When Aaron Jones crossed the goal line early in the second quarter, capping a 75-yard drive that gave Green Bay a 14-7 lead at Minnesota, the Packers again put themselves in favorable position for a victory on the road against a winning team.
That's a formula coach Mike McCarthy's backsliding bunch has yet to figure out this year.
Unlike so many of his past teams with Aaron Rodgers at the helm, these Packers just keep on stumbling down the stretch. Now they'll probably need a perfect finish to squeeze into the playoffs.
Kirk Cousins passed for 342 yards and three touchdowns without a turnover for the Vikings, who overtook the depleted Packers for a 24-17 victory on Sunday .
"We'll see what we're made of for the last five weeks," Rodgers said. "Are we going to stick together through these tough times, or are we going to start splintering? I'd like to think that the leadership is in place that we can stick together through whatever happens, but these five weeks will show it."
The Packers went three and out on their first possession, only because Davante Adams accidentally stepped out of bounds before making what would've been a chain-moving catch on third down. Then Rodgers finished the second drive with a vintage back-shoulder touchdown throw to Adams , before Jones raced around left end on a crack toss sweep that Vikings coach Mike Zimmer said afterward was a perfect call for the defensive play he had dialed up.
But the Packers went three-and-out the next time they had the ball and didn't score again until a field goal with 2:20 left in the fourth quarter. Over their final seven possessions, they punted five times and had a turnover on downs when Jones was stopped on fourth-and-inches midway through the third quarter at their 44-yard line. On that final drive, Adams had what would've been a touchdown catch on third-and-1 at the 20 slip through his hands.
"Our third down has been our black eye," McCarthy said.

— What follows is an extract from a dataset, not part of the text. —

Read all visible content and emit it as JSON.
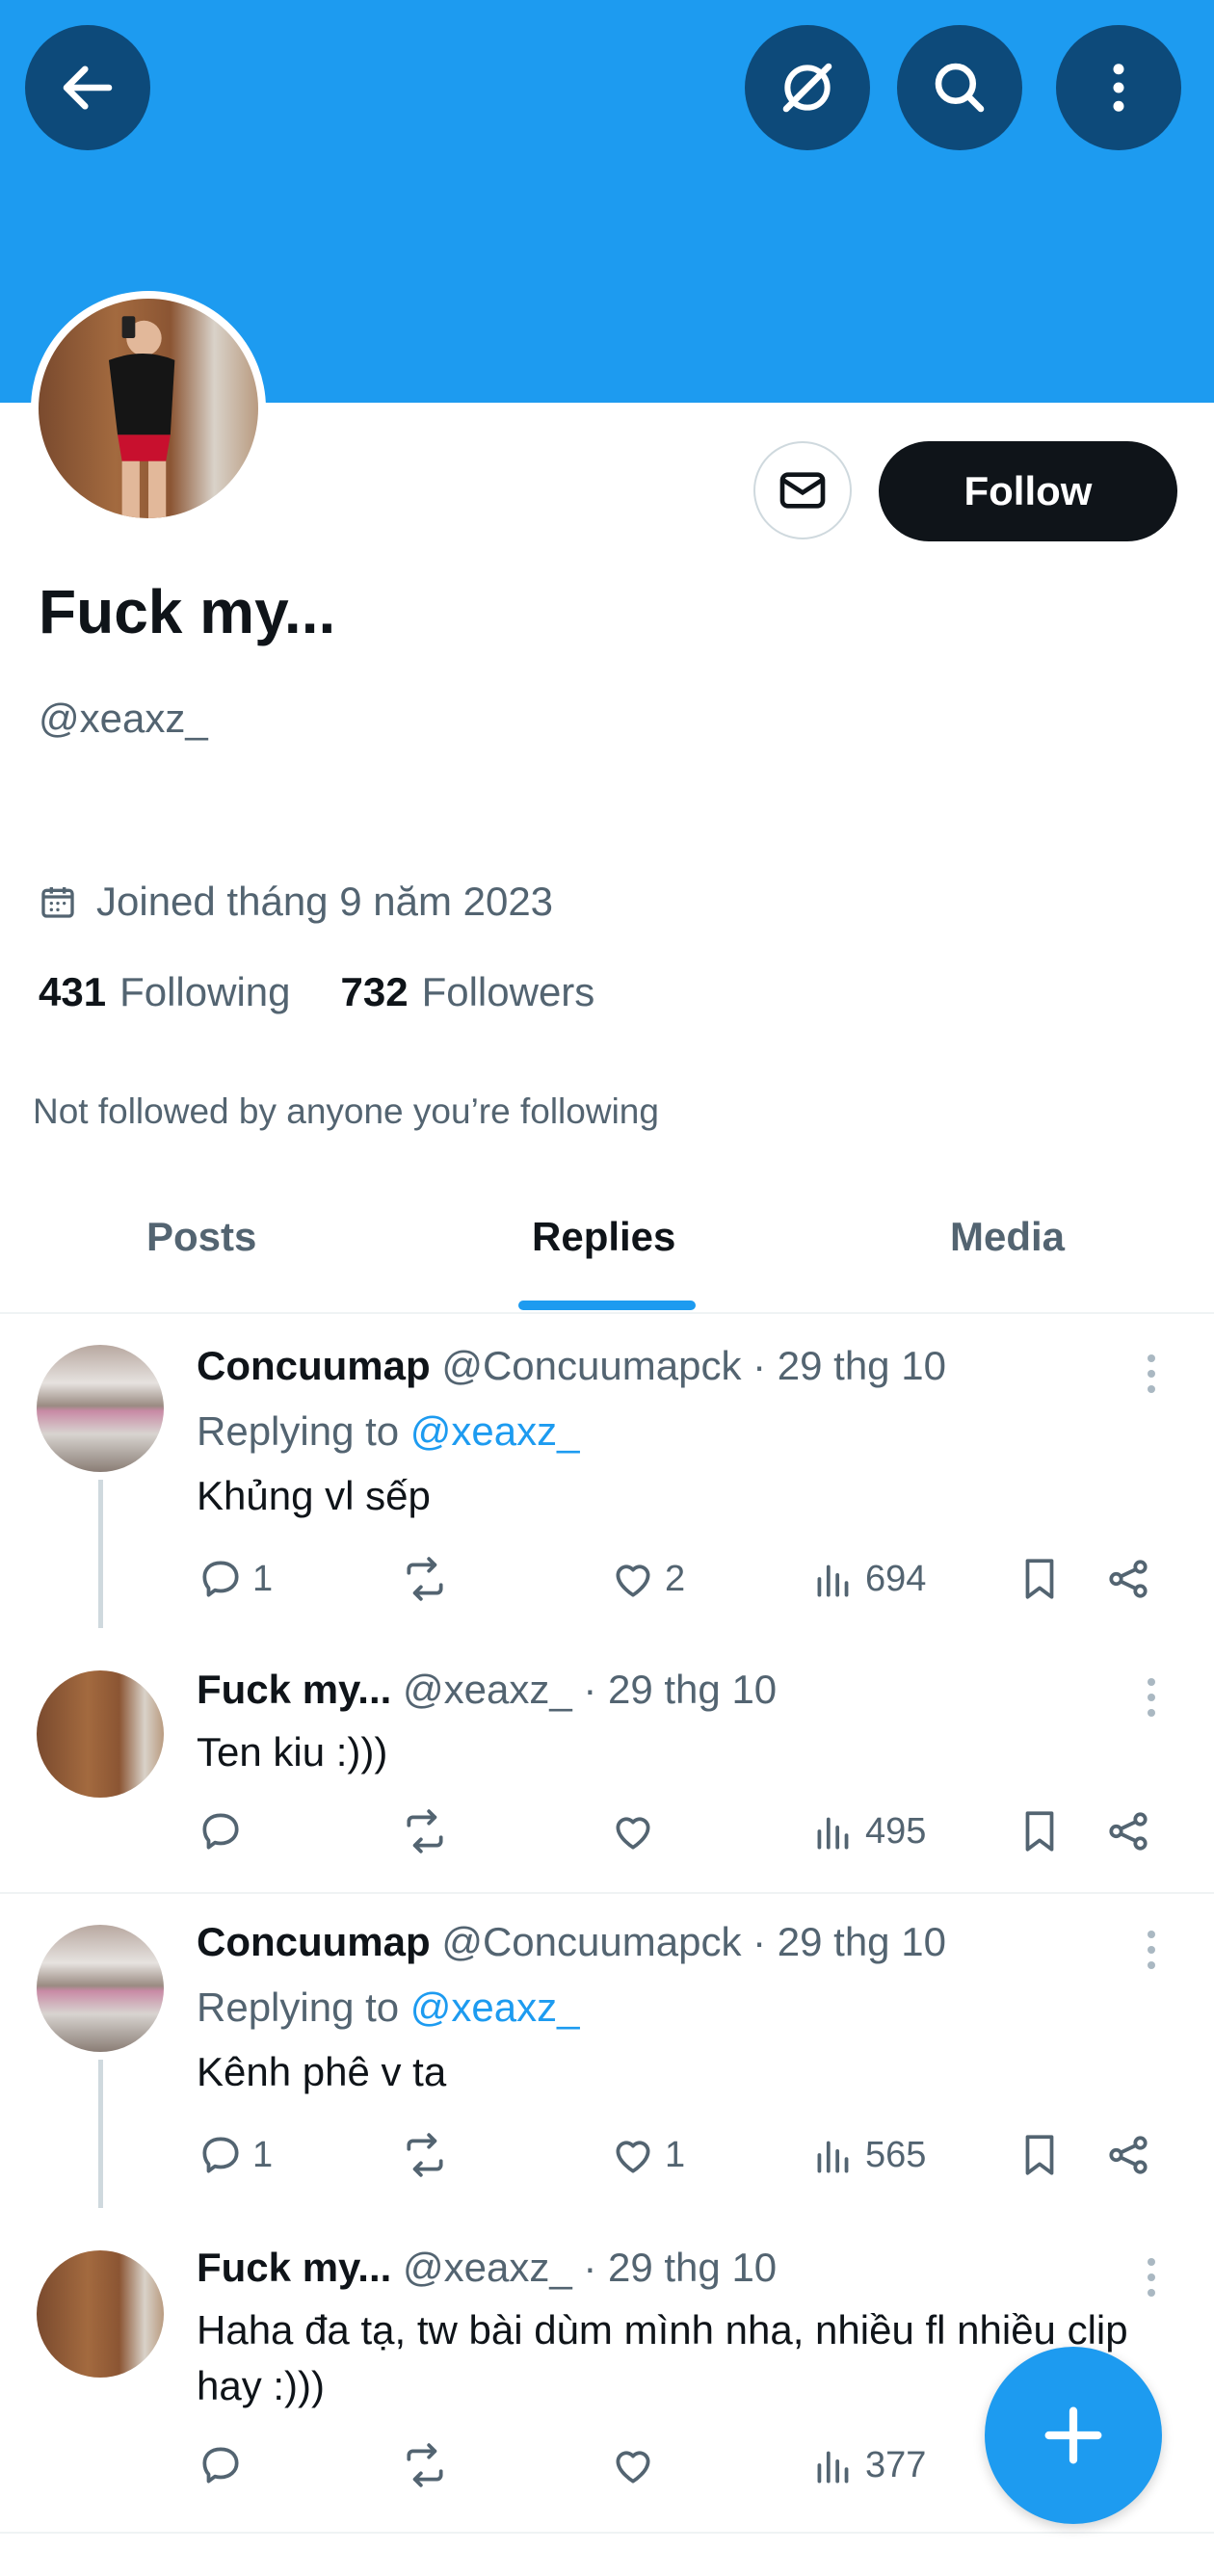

The Packers (4-6-1) fell into 10th place in the NFC. They were beaten up, mentally and physically, by this five-game slog with losses on the road against the Rams (10-1), Patriots (8-3), Seahawks (6-5) and Vikings (6-4-1) when they were either tied or leading as late as the third quarter in each of those four games.
The schedule softens, with four losing teams on the slate: home games against the Cardinals (2-9), Falcons (4-7) and Lions (4-7) and a trip to play the Jets (3-8) following a rematch with the NFC North-leading Bears (8-3) on the road. There's a legitimate question, though, about whether the Packers have enough steam left to win out like they did in 2016 with six straight victories to win the division at 10-6 and reach the NFC championship game.
"I knew we had a tough stretch. Four really tough places to play," Rodgers said. "I didn't think we'd go 1-4 on that stretch, but that's where we're at. We're here: 4-6-1. We have to win our last five, and even that might not be enough."
This will be the first time since Rodgers took over as the starter in 2008 that the Packers don't reach double-digit wins in the regular season when Rodgers doesn't miss any games to injuries. They were 7-9 in 2017 and 8-7-1 in 2013 when Rodgers broke his collarbone. They were 6-10 in 2008.
The injuries are the most tangible reason why the Packers might not be able to recover to reach the playoffs this year. Already missing several starters, they saw left tackle David Bakhtiari, left guard Lane Taylor, wide receiver Equanimeous St. Brown, wide receiver/kick returner Trevor Davis and safety Kentrell Brice all leave the game with injuries.
The Packers, though, have been missing that mojo they've had so often in the Rodgers era all year long. This was their season low in points (14) and yards (254).
"Sitting on the sideline, we kept asking ourselves why we're so unlucky," said Jones, who had 93 total yards on 20 touches.
He added: "You can tell the guys in this locker room want it. We want it more than anyone else, and we're right there each and every game, but it feels like it gets taken from us."